What's a main clause?
The 'what' = the main clause
So, let's look again at what Rob referred to as the 'what' of a sentence. In grammar terms, this is called the main (or independent) clause. It's the part of the sentence that can stand alone and make sense: it could be a complete sentence in itself. In Rob's example, this part was we are sorry to inform you that your order has been delayed.
You can see this bit expresses a complete thought – it doesn't leave unanswered questions.
But what if you look at the other part of Rob's sentence on its own? Owing to the fact that we have been experiencing severe difficulties with our suppliers, coupled with industrial action by postal staff… Well, that certainly leaves a question. Owing to those things … what? This bit of the sentence can't stand alone.
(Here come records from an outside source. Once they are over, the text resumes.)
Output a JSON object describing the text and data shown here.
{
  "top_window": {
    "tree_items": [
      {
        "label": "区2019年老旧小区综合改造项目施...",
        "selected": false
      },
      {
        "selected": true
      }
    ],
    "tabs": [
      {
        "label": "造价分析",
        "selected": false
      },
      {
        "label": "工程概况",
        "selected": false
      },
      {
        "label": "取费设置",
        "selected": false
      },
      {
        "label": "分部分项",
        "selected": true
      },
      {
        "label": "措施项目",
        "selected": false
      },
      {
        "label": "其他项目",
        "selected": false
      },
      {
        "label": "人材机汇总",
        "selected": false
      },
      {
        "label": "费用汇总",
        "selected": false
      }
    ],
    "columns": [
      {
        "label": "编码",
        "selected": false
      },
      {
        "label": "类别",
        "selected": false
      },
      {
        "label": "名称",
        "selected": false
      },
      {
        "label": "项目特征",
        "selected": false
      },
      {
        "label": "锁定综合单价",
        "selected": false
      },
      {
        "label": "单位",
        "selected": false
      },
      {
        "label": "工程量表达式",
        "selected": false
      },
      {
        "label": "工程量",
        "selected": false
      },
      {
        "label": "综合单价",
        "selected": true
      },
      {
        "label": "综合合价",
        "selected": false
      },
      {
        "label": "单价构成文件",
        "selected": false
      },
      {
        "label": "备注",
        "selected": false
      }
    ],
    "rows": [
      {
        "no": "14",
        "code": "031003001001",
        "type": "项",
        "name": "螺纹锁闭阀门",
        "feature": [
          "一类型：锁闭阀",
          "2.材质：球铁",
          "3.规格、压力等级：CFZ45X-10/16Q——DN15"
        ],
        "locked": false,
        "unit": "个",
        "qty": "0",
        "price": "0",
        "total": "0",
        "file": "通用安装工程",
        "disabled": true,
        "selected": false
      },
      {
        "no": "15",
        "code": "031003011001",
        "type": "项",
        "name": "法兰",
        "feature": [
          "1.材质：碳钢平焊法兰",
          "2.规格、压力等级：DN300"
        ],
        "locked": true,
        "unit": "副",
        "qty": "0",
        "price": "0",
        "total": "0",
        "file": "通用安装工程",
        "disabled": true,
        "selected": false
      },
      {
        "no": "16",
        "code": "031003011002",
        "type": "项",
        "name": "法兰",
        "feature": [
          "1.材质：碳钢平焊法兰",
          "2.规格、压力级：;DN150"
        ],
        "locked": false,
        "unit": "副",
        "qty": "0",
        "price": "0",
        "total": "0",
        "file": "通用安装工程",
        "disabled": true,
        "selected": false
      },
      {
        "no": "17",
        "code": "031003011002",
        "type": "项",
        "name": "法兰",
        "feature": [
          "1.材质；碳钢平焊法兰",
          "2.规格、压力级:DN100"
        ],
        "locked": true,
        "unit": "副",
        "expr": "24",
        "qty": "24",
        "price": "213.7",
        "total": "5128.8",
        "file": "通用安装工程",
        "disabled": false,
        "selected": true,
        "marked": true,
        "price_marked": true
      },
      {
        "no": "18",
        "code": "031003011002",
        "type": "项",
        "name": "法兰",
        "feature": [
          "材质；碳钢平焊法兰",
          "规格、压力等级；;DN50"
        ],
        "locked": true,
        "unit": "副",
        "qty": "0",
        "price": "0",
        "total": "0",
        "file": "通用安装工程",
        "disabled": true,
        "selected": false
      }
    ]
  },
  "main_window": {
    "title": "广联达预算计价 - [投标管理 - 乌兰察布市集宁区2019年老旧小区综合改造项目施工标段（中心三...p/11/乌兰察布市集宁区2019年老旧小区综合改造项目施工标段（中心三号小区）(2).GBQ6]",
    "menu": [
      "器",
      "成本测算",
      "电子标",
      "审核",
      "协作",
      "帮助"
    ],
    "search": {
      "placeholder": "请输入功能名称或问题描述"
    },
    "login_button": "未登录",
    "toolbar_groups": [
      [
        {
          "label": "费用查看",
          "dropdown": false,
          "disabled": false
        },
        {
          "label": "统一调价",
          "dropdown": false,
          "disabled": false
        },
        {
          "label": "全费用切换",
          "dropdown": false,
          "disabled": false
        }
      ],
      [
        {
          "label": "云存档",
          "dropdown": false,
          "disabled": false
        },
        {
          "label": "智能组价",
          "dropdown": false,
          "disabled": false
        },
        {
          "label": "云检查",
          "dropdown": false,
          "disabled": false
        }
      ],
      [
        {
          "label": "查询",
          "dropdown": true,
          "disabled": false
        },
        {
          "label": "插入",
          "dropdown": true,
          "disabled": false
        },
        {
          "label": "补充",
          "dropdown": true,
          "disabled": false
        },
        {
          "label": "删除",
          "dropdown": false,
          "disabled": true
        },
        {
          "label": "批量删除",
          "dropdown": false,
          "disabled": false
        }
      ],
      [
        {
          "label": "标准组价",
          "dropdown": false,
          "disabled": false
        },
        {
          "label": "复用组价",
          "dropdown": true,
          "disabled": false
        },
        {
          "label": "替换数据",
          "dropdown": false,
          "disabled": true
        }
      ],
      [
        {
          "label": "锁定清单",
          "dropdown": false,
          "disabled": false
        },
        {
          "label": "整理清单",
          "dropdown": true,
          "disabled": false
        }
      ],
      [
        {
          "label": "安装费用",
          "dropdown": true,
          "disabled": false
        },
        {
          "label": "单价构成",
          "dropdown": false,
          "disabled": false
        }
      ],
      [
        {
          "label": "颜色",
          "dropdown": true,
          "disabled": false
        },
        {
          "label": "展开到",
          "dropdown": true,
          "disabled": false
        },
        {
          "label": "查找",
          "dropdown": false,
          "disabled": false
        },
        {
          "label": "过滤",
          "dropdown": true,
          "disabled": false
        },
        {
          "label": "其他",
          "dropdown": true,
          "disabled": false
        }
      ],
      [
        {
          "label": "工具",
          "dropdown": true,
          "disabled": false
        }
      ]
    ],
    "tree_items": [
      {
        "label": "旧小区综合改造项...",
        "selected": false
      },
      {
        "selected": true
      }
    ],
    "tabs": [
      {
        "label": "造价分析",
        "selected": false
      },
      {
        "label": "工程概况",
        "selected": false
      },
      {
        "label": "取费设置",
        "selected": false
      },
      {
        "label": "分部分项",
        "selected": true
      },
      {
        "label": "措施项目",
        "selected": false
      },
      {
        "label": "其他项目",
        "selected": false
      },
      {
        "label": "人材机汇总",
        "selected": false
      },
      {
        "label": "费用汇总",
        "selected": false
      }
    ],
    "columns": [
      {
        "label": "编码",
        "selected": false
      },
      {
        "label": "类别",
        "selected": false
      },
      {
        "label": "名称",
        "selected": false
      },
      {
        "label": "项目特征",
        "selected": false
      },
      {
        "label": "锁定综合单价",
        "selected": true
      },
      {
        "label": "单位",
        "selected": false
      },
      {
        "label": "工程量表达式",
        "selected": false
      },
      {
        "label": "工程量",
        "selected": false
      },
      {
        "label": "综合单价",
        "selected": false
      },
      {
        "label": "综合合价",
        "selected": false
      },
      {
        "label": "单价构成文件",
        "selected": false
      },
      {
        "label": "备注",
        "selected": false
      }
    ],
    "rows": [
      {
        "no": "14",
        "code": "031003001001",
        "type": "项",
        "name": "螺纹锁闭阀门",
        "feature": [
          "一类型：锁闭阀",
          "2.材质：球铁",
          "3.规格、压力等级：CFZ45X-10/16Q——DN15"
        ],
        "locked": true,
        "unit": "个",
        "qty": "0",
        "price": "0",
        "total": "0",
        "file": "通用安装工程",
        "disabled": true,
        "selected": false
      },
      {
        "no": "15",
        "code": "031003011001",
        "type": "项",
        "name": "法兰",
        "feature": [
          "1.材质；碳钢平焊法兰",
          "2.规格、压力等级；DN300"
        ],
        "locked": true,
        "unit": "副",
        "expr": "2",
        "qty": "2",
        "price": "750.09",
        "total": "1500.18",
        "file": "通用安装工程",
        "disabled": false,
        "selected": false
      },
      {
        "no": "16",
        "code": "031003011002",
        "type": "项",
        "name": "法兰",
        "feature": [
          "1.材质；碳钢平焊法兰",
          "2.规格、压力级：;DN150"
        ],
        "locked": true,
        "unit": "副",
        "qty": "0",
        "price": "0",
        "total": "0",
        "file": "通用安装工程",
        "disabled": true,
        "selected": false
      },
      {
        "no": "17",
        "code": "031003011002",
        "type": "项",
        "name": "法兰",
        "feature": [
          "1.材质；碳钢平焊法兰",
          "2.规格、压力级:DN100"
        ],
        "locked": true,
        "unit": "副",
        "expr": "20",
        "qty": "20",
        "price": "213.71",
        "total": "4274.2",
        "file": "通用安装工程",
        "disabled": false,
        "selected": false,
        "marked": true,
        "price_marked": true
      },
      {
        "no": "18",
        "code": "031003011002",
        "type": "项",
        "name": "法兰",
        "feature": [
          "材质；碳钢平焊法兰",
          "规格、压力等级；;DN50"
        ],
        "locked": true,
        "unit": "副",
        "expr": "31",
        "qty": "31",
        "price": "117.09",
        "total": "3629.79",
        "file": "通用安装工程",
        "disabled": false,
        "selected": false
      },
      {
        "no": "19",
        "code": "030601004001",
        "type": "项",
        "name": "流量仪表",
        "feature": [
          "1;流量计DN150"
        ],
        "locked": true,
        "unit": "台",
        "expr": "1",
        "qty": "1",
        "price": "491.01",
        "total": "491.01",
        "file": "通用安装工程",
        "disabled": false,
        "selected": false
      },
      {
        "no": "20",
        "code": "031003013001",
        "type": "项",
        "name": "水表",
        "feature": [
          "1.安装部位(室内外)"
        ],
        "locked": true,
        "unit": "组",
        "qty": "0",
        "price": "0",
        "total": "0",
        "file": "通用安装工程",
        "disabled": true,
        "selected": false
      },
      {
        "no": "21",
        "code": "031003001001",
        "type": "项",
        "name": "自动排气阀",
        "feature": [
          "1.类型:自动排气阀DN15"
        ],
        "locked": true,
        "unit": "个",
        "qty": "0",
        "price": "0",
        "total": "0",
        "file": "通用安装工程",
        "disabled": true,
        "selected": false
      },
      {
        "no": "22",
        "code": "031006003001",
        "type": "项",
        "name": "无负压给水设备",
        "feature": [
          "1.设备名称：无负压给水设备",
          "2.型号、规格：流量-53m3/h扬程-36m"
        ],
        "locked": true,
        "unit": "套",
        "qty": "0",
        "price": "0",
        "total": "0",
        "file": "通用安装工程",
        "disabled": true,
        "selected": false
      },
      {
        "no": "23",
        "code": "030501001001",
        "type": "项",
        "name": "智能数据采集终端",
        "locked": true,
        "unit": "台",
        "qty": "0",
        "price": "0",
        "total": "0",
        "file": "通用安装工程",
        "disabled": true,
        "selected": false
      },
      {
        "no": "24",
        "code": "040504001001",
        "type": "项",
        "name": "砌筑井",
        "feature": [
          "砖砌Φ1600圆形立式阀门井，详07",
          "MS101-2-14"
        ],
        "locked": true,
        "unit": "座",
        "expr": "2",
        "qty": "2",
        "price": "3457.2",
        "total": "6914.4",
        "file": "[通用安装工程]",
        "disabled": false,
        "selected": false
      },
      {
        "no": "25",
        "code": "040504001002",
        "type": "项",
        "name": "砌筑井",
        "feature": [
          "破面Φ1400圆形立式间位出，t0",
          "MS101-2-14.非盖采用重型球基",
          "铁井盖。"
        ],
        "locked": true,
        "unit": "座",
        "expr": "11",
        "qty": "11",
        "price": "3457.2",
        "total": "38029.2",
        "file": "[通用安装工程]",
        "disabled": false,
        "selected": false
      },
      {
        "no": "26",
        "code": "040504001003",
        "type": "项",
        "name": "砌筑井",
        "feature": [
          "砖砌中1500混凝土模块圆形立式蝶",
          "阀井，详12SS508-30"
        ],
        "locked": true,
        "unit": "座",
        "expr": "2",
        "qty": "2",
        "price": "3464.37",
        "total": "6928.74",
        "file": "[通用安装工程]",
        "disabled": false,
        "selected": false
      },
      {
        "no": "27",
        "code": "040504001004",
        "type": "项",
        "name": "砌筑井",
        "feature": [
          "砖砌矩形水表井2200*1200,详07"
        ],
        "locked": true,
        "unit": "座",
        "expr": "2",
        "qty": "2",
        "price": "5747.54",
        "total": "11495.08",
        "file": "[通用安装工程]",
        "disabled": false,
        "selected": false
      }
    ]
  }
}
By the way, you'll remember that Rob called that part the 'why'. In fact, the part of the sentence that can't stand on its own might tell you something other than 'why'. We'll talk more about that in another lesson.
What comes first
So, let's put everything into the best order now, with the 'what' first:
We are sorry to inform you that your order has been delayed because we have been experiencing severe difficulties with our suppliers, coupled with industrial action by postal staff.
Better, isn't it? OK, it still may not be good news for the reader, but at least their life isn't made even harder because the sentence is difficult to read.
Now, it's time to tackle today's exercise. Click 'Complete and continue ➜'.